__GIVEN DATA__:
--*--
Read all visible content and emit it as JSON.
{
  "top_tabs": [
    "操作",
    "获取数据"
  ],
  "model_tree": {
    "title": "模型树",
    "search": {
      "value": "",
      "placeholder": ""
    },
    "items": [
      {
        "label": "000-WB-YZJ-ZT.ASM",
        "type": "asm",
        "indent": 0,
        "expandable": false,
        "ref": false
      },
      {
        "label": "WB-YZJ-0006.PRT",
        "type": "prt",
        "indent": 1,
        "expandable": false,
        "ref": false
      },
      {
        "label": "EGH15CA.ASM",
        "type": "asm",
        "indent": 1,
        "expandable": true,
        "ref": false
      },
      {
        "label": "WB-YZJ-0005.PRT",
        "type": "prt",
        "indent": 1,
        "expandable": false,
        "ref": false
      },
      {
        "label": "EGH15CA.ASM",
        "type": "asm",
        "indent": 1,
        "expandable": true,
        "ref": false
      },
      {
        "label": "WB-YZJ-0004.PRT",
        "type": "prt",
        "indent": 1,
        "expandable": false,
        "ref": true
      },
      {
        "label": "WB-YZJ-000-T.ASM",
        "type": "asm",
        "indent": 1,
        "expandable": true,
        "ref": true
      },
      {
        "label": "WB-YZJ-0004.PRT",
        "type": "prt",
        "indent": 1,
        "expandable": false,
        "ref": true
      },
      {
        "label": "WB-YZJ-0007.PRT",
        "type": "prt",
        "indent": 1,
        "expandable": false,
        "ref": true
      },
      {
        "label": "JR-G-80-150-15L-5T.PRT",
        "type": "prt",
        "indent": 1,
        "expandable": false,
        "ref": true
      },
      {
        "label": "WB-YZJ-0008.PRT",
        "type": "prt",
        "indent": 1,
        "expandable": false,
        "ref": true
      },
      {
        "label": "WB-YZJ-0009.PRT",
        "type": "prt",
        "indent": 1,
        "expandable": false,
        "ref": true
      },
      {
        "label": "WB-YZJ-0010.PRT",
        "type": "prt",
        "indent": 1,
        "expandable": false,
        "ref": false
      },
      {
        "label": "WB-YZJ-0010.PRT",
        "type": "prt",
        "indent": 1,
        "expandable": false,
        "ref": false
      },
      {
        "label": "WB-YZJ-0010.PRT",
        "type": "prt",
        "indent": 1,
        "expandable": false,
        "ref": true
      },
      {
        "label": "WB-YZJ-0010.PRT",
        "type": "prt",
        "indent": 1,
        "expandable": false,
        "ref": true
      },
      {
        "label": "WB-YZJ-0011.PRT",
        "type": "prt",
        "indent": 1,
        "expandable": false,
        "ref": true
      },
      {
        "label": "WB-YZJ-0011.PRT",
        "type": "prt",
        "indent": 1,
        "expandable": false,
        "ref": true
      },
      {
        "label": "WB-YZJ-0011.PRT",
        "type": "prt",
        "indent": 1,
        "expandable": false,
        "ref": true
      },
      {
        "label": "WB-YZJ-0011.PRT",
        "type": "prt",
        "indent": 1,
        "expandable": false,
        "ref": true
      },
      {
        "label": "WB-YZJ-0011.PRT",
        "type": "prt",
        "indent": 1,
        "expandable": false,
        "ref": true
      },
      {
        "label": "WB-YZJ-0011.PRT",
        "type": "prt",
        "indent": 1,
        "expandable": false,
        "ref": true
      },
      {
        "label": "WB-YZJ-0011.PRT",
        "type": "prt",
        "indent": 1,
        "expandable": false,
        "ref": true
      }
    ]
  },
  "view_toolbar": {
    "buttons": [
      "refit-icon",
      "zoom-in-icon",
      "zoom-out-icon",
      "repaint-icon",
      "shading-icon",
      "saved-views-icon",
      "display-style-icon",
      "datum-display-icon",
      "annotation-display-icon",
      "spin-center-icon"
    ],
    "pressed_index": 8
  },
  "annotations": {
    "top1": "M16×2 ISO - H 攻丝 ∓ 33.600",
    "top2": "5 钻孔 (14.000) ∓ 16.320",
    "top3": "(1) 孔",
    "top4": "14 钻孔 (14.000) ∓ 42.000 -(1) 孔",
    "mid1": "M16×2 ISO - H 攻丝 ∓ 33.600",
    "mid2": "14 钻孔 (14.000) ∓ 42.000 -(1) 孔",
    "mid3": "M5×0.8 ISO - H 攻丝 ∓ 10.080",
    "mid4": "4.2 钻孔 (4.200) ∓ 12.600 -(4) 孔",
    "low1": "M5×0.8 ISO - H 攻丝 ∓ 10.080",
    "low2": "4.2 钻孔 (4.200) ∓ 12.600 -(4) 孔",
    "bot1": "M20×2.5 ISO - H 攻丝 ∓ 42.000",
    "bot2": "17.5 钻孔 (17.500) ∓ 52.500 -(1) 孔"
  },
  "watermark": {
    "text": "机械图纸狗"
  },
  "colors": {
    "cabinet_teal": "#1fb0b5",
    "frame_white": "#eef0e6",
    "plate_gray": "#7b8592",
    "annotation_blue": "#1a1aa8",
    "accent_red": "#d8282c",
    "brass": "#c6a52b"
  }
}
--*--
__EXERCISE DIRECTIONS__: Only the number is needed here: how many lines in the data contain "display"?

__ANSWER SPACE__: 3